  • Create OpenGL buffer, texture, etc
  • Create OpenCL shared object from the OpenGL object
  • Synchronize access to the object so that OpenGL and OpenCL take turns using the object

For example, an OpenCL CLMem object could be created from an OpenGL vertex buffer like so:

// Create an OpenGL buffer
int glBufId = GL15.glGenBuffers();
// Load the buffer with data using glBufferData();
// etc...

// Create the shared OpenCL memory object from the OpenGL buffer
CLMem glMem = CL10GL.clCreateFromGLBuffer(context, CL10.CL_MEM_READ_WRITE, glBufId, null);


Synchronize Access to Memory Objects

OpenGL and OpenCL can share data, but only one of the two contexts can access a shared memory object at one time. Typically this can be ensured by separating OpenGL and OpenCL code in an application and ensuring that the OpenCL code only runs before or after rendering an OpenGL frame, not while an OpenGL frame is being rendered.

First we need to create a CLCommandQueue which we can send OpenCL commands to, such as commands to upload or download data to or from a memory object, or run an OpenCL kernel.

// Create an command queue using our OpenCL context and the first device in our list of devices
CLCommandQueue queue = CL10.clCreateCommandQueue(context, devices.get(0), CL10.CL_QUEUE_PROFILING_ENABLE, null);

If you have worked with Java threads, you have probably used the 'synchronized' keyword, which ensures that a method or chunk of code cannot be accessed by more than one thread at the same time.

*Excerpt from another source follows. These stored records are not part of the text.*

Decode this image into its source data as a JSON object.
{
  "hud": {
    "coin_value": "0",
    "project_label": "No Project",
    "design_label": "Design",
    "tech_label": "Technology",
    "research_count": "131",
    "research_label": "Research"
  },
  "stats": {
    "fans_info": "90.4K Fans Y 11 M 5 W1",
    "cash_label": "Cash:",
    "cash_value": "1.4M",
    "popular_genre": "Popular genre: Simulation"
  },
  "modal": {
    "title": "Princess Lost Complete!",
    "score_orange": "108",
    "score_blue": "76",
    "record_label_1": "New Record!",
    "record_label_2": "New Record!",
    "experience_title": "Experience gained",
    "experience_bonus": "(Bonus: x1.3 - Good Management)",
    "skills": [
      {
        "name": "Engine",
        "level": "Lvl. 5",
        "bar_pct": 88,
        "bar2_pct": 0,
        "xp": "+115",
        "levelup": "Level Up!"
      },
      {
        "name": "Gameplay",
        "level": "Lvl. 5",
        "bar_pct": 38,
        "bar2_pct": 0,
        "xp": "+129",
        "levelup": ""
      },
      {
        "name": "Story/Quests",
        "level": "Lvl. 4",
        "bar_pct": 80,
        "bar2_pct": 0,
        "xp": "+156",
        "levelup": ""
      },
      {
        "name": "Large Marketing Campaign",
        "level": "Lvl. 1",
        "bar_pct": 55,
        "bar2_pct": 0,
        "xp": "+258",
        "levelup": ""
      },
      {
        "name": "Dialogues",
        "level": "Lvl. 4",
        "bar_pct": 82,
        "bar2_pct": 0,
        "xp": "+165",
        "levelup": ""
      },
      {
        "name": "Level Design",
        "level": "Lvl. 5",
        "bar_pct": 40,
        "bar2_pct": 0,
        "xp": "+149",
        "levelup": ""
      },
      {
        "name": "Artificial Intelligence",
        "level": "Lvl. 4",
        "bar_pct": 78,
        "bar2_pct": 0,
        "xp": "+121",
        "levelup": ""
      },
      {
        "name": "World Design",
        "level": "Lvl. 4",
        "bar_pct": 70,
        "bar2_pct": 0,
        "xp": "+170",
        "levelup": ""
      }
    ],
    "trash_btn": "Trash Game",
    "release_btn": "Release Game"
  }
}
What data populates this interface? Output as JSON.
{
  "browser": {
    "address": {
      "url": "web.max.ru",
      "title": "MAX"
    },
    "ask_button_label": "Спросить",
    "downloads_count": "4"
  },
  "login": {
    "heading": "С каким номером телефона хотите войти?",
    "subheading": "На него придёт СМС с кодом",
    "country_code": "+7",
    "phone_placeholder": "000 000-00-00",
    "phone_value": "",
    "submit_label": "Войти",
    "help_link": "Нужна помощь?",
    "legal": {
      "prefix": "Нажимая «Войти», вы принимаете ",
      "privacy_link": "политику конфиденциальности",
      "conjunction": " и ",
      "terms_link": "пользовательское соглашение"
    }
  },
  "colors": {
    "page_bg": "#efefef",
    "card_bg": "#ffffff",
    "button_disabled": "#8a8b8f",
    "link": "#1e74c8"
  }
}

Similarly, OpenCL and OpenGL require that memory objects be synchronized before being used. In the case of a shared OpenGL/OpenCL memory object, OpenCL must 'lock' a memory object before using it. This is accomplished by the 'clEnqueueAcquireGLObjects()' method. A similar 'clEnqueueReleaseGLObjects()' method allows OpenCL to release the 'lock' on an shared memory object.

Here is an example of 'locking' a shared OpenCL memory object, using the memory object as one of the parameters for a kernel, running the kernel, and then 'unlocking' the memory object.

// Acquire the lock for the 'glMem' memory object
int error = CL10GL.clEnqueueAcquireGLObjects(queue, glMem, null, null);
// Remember to check for errors
if(error != CL10.CL_SUCCESS) { Util.checkCLError(error); }

// Now execute an OpenCL command using the shared memory object,
// such as uploading data to the memory object using 'CL10.clEnqueueWriteBuffer()'
// or running a kernel using 'CL10.clEnqueueNDRangeKernel()' with the correct parameters
// ...

// Release the lock on the 'glMem' memory object
error = CL10GL.clEnqueueReleaseGLObjects(queue, glMem, null, null);
if(error != CL10.CL_SUCCESS) { Util.checkCLError(error); }

// Remember to flush the command queue when you are done. 
// Flushing the queue ensures that all of the OpenCL commands
// sent to the queue have completed before the program continues. 
CL10.clFinish(queue);

When you program is done, you should delete the shared memory objects by calling

// Delete/release an OpenCL shared memory object
CL10.clReleaseMemObject(glMem);

The exciting part about this memory sharing is that an OpenCL kernel could be created with routines to modify the data in a OpenGL vertex buffer. This could be used to create real time effects like waves on an ocean or a flag blowing in the wind. This is an exceptionally good use for OpenCL since almost no data needs to be sent over the hardware bus between the CPU and GPU since the OpenCL kernel runs directly on the video card and has access to the video card's memory and can carry out tasks that modify the video card memory, unlike OpenGL shaders which can only modify a vertex or pixel for the current frame.

This means that OpenCL kernels can modify vertex buffers more efficiently than traditional CPU streaming techniques because very little data has to be sent to the video card and because OpenCL can use the parallel computing performance of the video card to speed up simple tasks like recalculating the positions of vertices.


Further Resources

For examples of how to create an OpenCL kernel, see OpenCL_in_LWJGL.

In depth article about OpenGL and OpenCL interoperability [1].